3 July 2019
Endangered baby cranes thriving at Crocworld Conservation Centre
The Scottburgh-based Crocworld Conservation Centre has once again demonstrated its commitment to a sustainable natural environment with its successful hatching and rearing of two endangered grey crowned cranes.
“The successful breeding of these Grey Crowned Cranes is a first for Crocworld Conservation Centre,” said Martin Rodrigues, Crocworld Conservation Centre Manager. “The centre has had an adult pair for the past five years, and we are really excited about the progress being made by these two. They have already grown remarkably well.”
The two grey crowned (or lesser crowned) cranes joined the Crocworld Conservation Centre family in March of this year. The centre currently has two of the three crane species - blue crane among them - endemic to South Africa. Following the successful breeding programmes of both the blue crane and the grey crowned crane species, the centre now hopes to start a breeding programme for the wattled crane - South Africa’s most endangered crane species.
The grey crowned crane is listed on the International Union for Conservation of Nature (IUCN) as an endangered species which means it is facing a very high risk of extinction in the wild. They are protected by law in South Africa, and conservation efforts - such as Crocworld Conservation Centre’s- are in place to ensure the survival of the species.
Interesting Facts about Grey Crowned Cranes
Crocworld Conservation Centre was established to connect residents with nature, and encourage people to embrace environmental sustainability as part of a lifestyle. This is achieved through breeding and rehabilitation programmes, as well as educational talks and tours that introduce visitors to the local wildlife and biosphere.

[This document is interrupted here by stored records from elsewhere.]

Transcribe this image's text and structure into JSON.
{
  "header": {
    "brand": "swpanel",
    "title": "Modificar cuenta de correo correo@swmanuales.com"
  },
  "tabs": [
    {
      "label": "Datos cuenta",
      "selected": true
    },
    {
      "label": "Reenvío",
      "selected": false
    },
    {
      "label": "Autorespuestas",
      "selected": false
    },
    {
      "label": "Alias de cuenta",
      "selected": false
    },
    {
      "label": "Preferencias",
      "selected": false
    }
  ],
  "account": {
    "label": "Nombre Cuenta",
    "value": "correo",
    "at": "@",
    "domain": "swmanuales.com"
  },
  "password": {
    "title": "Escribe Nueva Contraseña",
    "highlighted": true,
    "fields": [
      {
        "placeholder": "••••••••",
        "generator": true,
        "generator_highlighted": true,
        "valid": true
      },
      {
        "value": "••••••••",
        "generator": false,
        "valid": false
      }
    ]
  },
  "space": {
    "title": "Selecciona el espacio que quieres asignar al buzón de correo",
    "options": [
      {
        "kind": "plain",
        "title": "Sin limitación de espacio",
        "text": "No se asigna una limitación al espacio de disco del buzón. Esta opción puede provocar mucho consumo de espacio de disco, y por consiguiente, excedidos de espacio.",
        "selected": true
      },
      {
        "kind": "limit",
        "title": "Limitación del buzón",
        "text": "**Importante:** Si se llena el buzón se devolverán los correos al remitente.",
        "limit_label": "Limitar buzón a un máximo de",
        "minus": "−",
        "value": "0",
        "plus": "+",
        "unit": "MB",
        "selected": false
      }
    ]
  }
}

Visitors can get the chance to view the newest grey crowned crane additions and numerous other birdlife, wildlife and plant life at Crocworld Conservation Centre.